Honestly, not much goes on in Wimbledon, and the vibes of its residents tend to reflect this. If it is your place of stay then you’re probably a tad on the older (and lowkey boring) side or have decided to live at home with your parents for a bit to save some money and are hating every second.
Ah Stratford, home of Westfield shopping centre and not much else. The people of Stratford are fun, but always on high alert tbh, with safety still a bit of an issue no matter how hard people try to paint it as the new up-and-coming area to live in.
The people of Brixton are what those in Camden only wish they could be: actually cool. Often depicted as south London’s “living-it-large” capital its large and varied music scene means that the people living there have got slightly more edge than some of the other areas of London.
However, don’t be fooled. As with anywhere attractive, Brixton is becoming quickly overrun by the mob of middle class postgrads that are just lapping up the slightly cheaper rent prices and slightly less gentrified south London feel. It’s only a matter of time before they too start hearing “rah, where’s my baccy?” unironically in the pub smoking area.
If you ask anyone straight out of uni where they’re planning on living, its going to be Clapham.
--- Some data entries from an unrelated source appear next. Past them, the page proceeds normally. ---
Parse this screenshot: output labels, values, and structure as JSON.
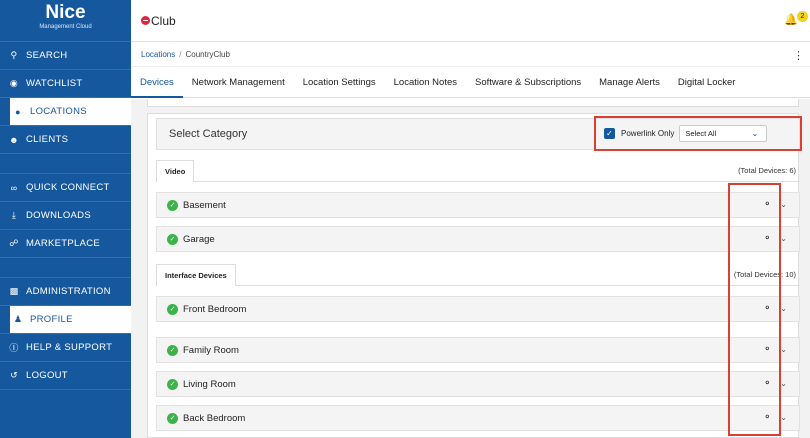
{
  "sidebar": {
    "brand": "Nice",
    "brand_sub": "Management Cloud",
    "items": [
      {
        "label": "SEARCH",
        "icon": "search-icon"
      },
      {
        "label": "WATCHLIST",
        "icon": "eye-icon"
      },
      {
        "label": "LOCATIONS",
        "icon": "location-pin-icon",
        "active": true
      },
      {
        "label": "CLIENTS",
        "icon": "people-icon"
      },
      {
        "label": "QUICK CONNECT",
        "icon": "link-icon"
      },
      {
        "label": "DOWNLOADS",
        "icon": "download-icon"
      },
      {
        "label": "MARKETPLACE",
        "icon": "cart-icon"
      },
      {
        "label": "ADMINISTRATION",
        "icon": "bar-chart-icon"
      },
      {
        "label": "PROFILE",
        "icon": "person-icon"
      },
      {
        "label": "HELP & SUPPORT",
        "icon": "help-icon"
      },
      {
        "label": "LOGOUT",
        "icon": "logout-icon"
      }
    ]
  },
  "header": {
    "title": "Club",
    "notification_count": "2"
  },
  "breadcrumb": {
    "root": "Locations",
    "separator": "/",
    "current": "CountryClub"
  },
  "tabs": [
    "Devices",
    "Network Management",
    "Location Settings",
    "Location Notes",
    "Software & Subscriptions",
    "Manage Alerts",
    "Digital Locker"
  ],
  "category": {
    "title": "Select Category",
    "powerlink_label": "Powerlink Only",
    "powerlink_checked": true,
    "select_value": "Select All"
  },
  "sections": [
    {
      "name": "Video",
      "total": "(Total Devices: 6)",
      "devices": [
        "Basement",
        "Garage"
      ]
    },
    {
      "name": "Interface Devices",
      "total": "(Total Devices: 10)",
      "devices": [
        "Front Bedroom",
        "Family Room",
        "Living Room",
        "Back Bedroom"
      ]
    }
  ],
  "colors": {
    "sidebar": "#16589e",
    "highlight": "#d94032",
    "status_ok": "#3bb34a",
    "brand_red": "#e0263f"
  }
}
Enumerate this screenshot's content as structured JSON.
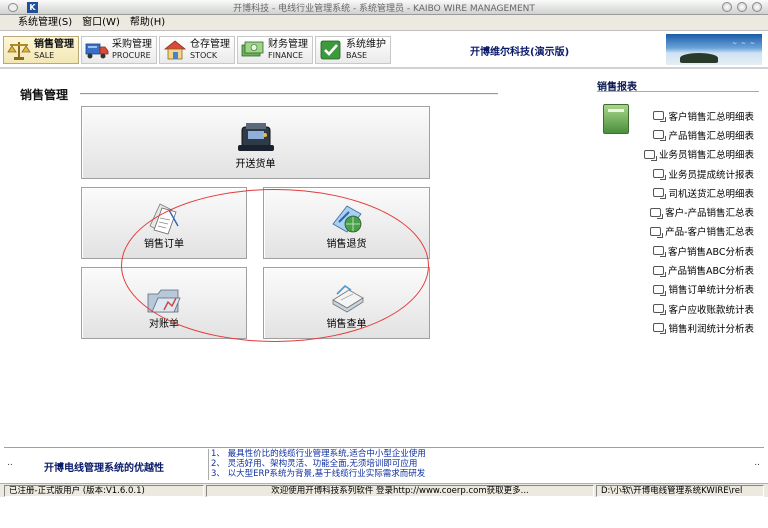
{
  "window": {
    "title": "开博科技 - 电线行业管理系统 - 系统管理员 - KAIBO WIRE MANAGEMENT",
    "app_icon": "K"
  },
  "menu": [
    {
      "label": "系统管理(S)"
    },
    {
      "label": "窗口(W)"
    },
    {
      "label": "帮助(H)"
    }
  ],
  "modules": [
    {
      "cn": "销售管理",
      "en": "SALE",
      "icon": "scale-icon",
      "active": true
    },
    {
      "cn": "采购管理",
      "en": "PROCURE",
      "icon": "truck-icon",
      "active": false
    },
    {
      "cn": "仓存管理",
      "en": "STOCK",
      "icon": "house-icon",
      "active": false
    },
    {
      "cn": "财务管理",
      "en": "FINANCE",
      "icon": "money-icon",
      "active": false
    },
    {
      "cn": "系统维护",
      "en": "BASE",
      "icon": "check-icon",
      "active": false
    }
  ],
  "company_name": "开博维尔科技(演示版)",
  "section_title": "销售管理",
  "functions": {
    "delivery": "开送货单",
    "sales_order": "销售订单",
    "sales_return": "销售退货",
    "statement": "对账单",
    "sales_query": "销售查单"
  },
  "reports": {
    "title": "销售报表",
    "items": [
      "客户销售汇总明细表",
      "产品销售汇总明细表",
      "业务员销售汇总明细表",
      "业务员提成统计报表",
      "司机送货汇总明细表",
      "客户-产品销售汇总表",
      "产品-客户销售汇总表",
      "客户销售ABC分析表",
      "产品销售ABC分析表",
      "销售订单统计分析表",
      "客户应收账款统计表",
      "销售利润统计分析表"
    ]
  },
  "info": {
    "title": "开博电线管理系统的优越性",
    "lines": [
      "1、 最具性价比的线缆行业管理系统,适合中小型企业使用",
      "2、 灵活好用、架构灵活、功能全面,无须培训即可应用",
      "3、 以大型ERP系统为背景,基于线缆行业实际需求而研发"
    ],
    "dots": ".."
  },
  "status": {
    "registration": "已注册-正式版用户 (版本:V1.6.0.1)",
    "welcome": "欢迎使用开博科技系列软件  登录http://www.coerp.com获取更多...",
    "path": "D:\\小软\\开博电线管理系统KWIRE\\rel"
  }
}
Paying the price of a small mortgage to live in an incredibly underwhelming flatshare with virtually no public transport nearby is the price its residents are willing to pay just to say they’ve made it.
You can spot a Clapham boy from a mile-off: rugby shirt or Exeter leavers hoodie on and a good old pint in hand, they’re ready to hit the common for a game of football with the boys. As for the girls, well they just love a Boomerang. Tequila shots all round and a cheeky prosecco with brunch, the girls in Clapham are here for a good time not a long time and will post at least three Insta stories at Infernos every Friday night to prove it.
A new up-and-coming borough, Tooting is coming for Clapham’s name, being slowly gentrified to the max due to its slightly cheaper lifestyle (key word here is slightly) and somewhat closer tube station.
Let’s be honest, the people of Tooting are a little bit smug. Ever since Tooting Market and that big swimming pool Sadiq Khan insisted got built (has anyone ever actually used it ???) came onto the scene they think they’ve made it big. The truth, however, is that nothing changes the fact that it’s still Tooting, renowned for having “Europe’s biggest Chicken Cottage” and not much else.
Though they would never admit it, Tooting probably wasn’t their first choice, but they’ve “grown to love it” and now wear it like a badge of honour (though they’ll defo be moving elsewhere the minute they can afford it).
Home to the London hipsters and almost the entirety of the city’s vegan population, anyone who lives in Hackney automatically thinks they’ve discovered a part of London that nobody knows about yet (spoiler: we all know).
Their past times include drinking craft beer, religiously mooching round Colombia Road market every Sunday (or any vintage shop known to man tbh) and taking a “recent interest” in vinyl even though they secretly get all of their music from trusty Spotify playlists.